Using None as a Null Value in Python

In Python, None can be used as a placeholder or a marker for a null value. You can use it to indicate the absence of a meaningful value. Here’s an example:

students = [
{"name": "Alice", "age": 21},
{"name": "Bob", "age": None},
{"name": "Charlie", "age": 19}
for student in students:
if student["age"] is None:
print(f"{student['name']} has an unknown age.")
print(f"{student['name']} is {student['age']} years old.")

In this example, the second student has a missing age value, indicated by None. The program handles this case differently, printing a message that the age is unknown.

Deciphering None in Tracebacks

When an exception occurs in your Python program, the traceback may include the value None to indicate that there was no return value from a function. Here’s an example traceback:

Traceback (most recent call last):
File "", line 5, in <module>
result = some_function()
TypeError: unsupported operand type(s) for +: 'NoneType' and 'int'

In this example, the function some_function() returned None, and the program tries to perform an unsupported operation with it. The traceback provides information about the error and the types of the involved objects.

Checking for Null in Python

To check if a variable or object is None, you can use the is keyword:

my_variable = None
if my_variable is None:
print("This variable is null.")
print("This variable has a value.")

In this example, the program checks if my_variable is None and prints the appropriate message based on the result.
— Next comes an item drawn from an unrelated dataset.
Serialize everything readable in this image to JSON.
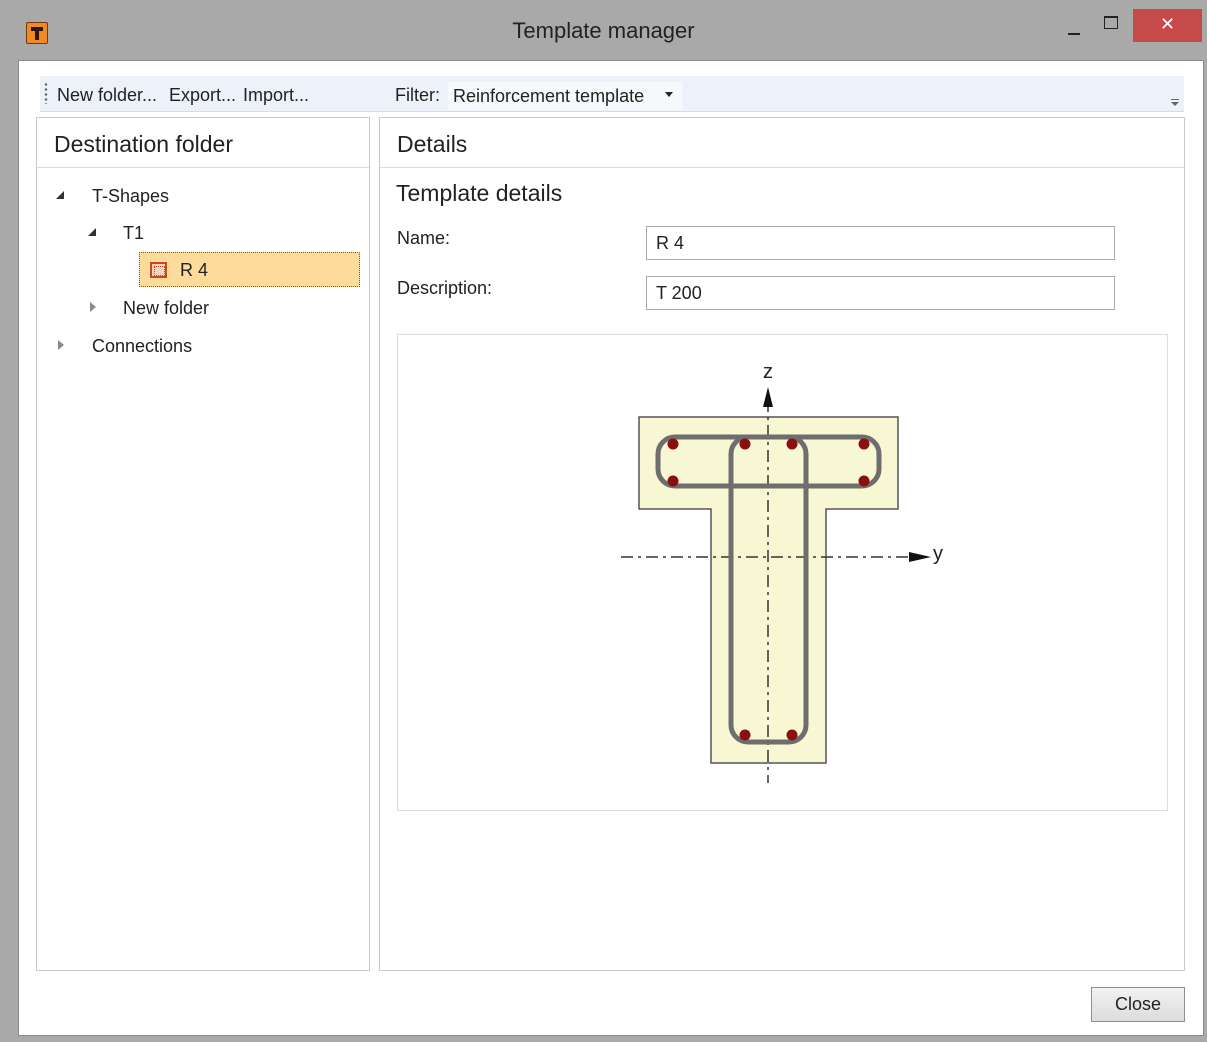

The is keyword is used for identity comparison.

Taking a Look Under the Hood

Internally, None is a singleton object in Python. This means that there is only one instance of None in memory, regardless of how many times it is used. This design choice optimizes memory usage and allows for efficient comparisons using the is keyword.
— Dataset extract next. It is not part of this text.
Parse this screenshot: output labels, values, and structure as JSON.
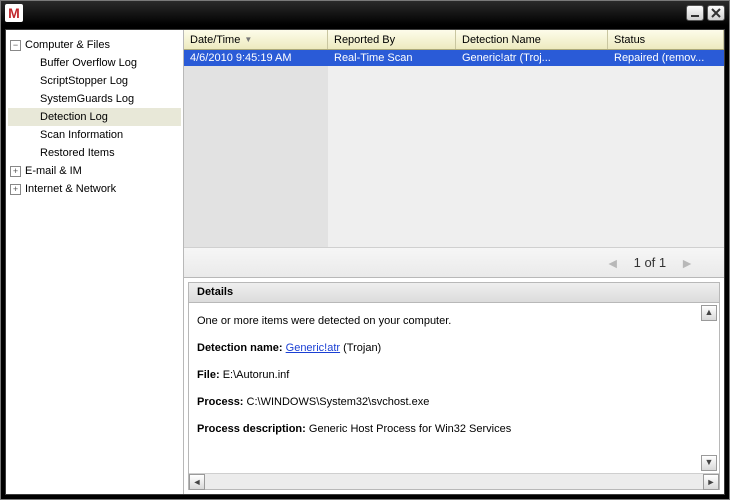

In Python, None is used to represent the concept of null. It is an object and a first-class citizen in the language, serving multiple purposes. It can be used as a default value for function parameters, as a marker for missing or uninitialized values, and as a placeholder for null values. Understanding the usage of None is essential for writing robust and reliable Python code.